If there’s a label, it’s probably been hung on the Flamin’ Groovies.
Protopunk. Power pop. Garage rock. Blues-rock. New wave. Hell, even “a reincarnation of the Beatles”—they’ve heard it all.
“People always try to pigeonhole you,” says singer-guitarist Chris Wilson, chuckling at the urge to classify, “but labels are unnecessary. We’re just a rock ’n’ roll band.”
Still, there’s no denying that the Groovies have been hugely influential across the breadth of alternative music, despite their biggest hit topping out at No. 142 on the Billboard chart.
Founded in San Francisco in 1965, the Groovies rarely found themselves in lockstep with the mainstream (or, for that matter, the counterculture). While Haight-Ashbury was turning on and dropping out, they were recording Supersnazz (1969), an earnest, cheery collection of rock ’n’ roll stompers. Great fun but not, apparently, what the nation needed as it tore itself apart at the end of the ’60s.
Time and place aligned somewhat with 1971’s Teenage Head, a growly, bluesy gem often touted as a first-rate American version of Sticky Fingers. (Indeed, Mick Jagger reportedly thought the Groovies did it better.) But again, sales didn’t reflect the group’s craftsmanship.

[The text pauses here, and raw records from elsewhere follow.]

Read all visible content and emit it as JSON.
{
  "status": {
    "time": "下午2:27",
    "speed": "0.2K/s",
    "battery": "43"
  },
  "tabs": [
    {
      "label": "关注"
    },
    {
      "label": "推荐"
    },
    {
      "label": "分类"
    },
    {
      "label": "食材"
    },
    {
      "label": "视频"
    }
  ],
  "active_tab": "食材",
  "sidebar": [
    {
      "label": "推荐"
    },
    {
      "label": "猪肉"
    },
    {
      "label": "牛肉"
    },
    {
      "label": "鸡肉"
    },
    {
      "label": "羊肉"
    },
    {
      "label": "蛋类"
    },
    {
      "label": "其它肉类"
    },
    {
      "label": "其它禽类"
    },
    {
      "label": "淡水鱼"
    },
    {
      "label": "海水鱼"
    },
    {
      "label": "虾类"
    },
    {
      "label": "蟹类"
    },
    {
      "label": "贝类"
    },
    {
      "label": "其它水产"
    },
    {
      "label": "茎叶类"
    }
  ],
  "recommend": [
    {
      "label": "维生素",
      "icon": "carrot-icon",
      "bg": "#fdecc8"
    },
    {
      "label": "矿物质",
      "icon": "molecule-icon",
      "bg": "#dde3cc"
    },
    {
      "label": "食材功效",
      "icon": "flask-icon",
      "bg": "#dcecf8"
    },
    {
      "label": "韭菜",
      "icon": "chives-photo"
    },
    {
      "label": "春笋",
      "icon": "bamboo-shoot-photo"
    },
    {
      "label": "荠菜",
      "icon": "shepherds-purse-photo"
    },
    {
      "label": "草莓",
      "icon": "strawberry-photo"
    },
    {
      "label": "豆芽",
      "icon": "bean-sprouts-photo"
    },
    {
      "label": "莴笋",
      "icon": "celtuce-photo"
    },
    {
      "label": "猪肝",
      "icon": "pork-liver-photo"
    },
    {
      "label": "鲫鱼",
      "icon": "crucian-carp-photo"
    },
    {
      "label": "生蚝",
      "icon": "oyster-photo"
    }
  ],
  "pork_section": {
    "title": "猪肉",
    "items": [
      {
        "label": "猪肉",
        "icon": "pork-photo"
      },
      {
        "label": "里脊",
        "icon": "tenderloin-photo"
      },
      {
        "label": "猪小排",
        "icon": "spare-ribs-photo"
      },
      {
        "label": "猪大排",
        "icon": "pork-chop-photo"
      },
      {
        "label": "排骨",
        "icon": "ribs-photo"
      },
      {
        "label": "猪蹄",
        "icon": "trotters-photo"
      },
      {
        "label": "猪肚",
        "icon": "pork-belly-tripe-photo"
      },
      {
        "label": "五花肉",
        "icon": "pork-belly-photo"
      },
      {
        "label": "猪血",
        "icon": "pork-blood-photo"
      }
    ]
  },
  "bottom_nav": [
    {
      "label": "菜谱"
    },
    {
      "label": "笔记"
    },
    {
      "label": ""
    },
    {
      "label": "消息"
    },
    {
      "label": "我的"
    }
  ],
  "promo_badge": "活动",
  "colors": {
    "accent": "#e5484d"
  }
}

Enter Wilson—stepping in for departed lead singer Roy Loney—and a Welsh sojourn with producer Dave Edmunds at the legendary Rockfield Studios in 1972.
“A lot of great songs came out of being there,” the 62-year-old Wilson says, on the line from his home in Oregon. “Being in the middle of the Welsh countryside, there was very little else to do but sit and play. We had a studio full of great instruments, and we’d just bash things out all day.”
There, the Groovies created their magnum opus, “Shake Some Action”.
“We literally wrote it there in the studio in Rockfield,” Wilson recalls of their signature single, a yearning tale of romantic loss and defiance so staggeringly great it strikes like a bolt from the blue in the ’70s quagmire of prog rock and singer-songwriters.
Languid but driving, brash though sentimental, the result is so definitive that music writer Greil Marcus would place “Shake Some Action” at No. 1 in his book The History of Rock ’n’ Roll in Ten Songs.
“You could have knocked me over with a feather,” Wilson says with a laugh, “because he’d written some disparaging things about us years ago. I don’t know what caused him to change his mind, but it warms the cockles of my heart.”
Between critical praise, a new tour by Wilson and original Groovies Cyril Jordan and George Alexander (plus newcomer Victor Penalosa on drums), and a documentary in the works, it seems that the band is on a roll. When asked if the Groovies are finally receiving the recognition they deserve, Wilson laughs heartily.
“Well, that’s not for me to say; I don’t know what we deserve. I’m just hoping that it shows we have a lot of fun and we’re still true to the music—hopefully, it gives people a good time and a few minutes of forgetting about this crazy-ass world.”
The Flamin’ Groovies play the Rickshaw Theatre on Saturday (March 14).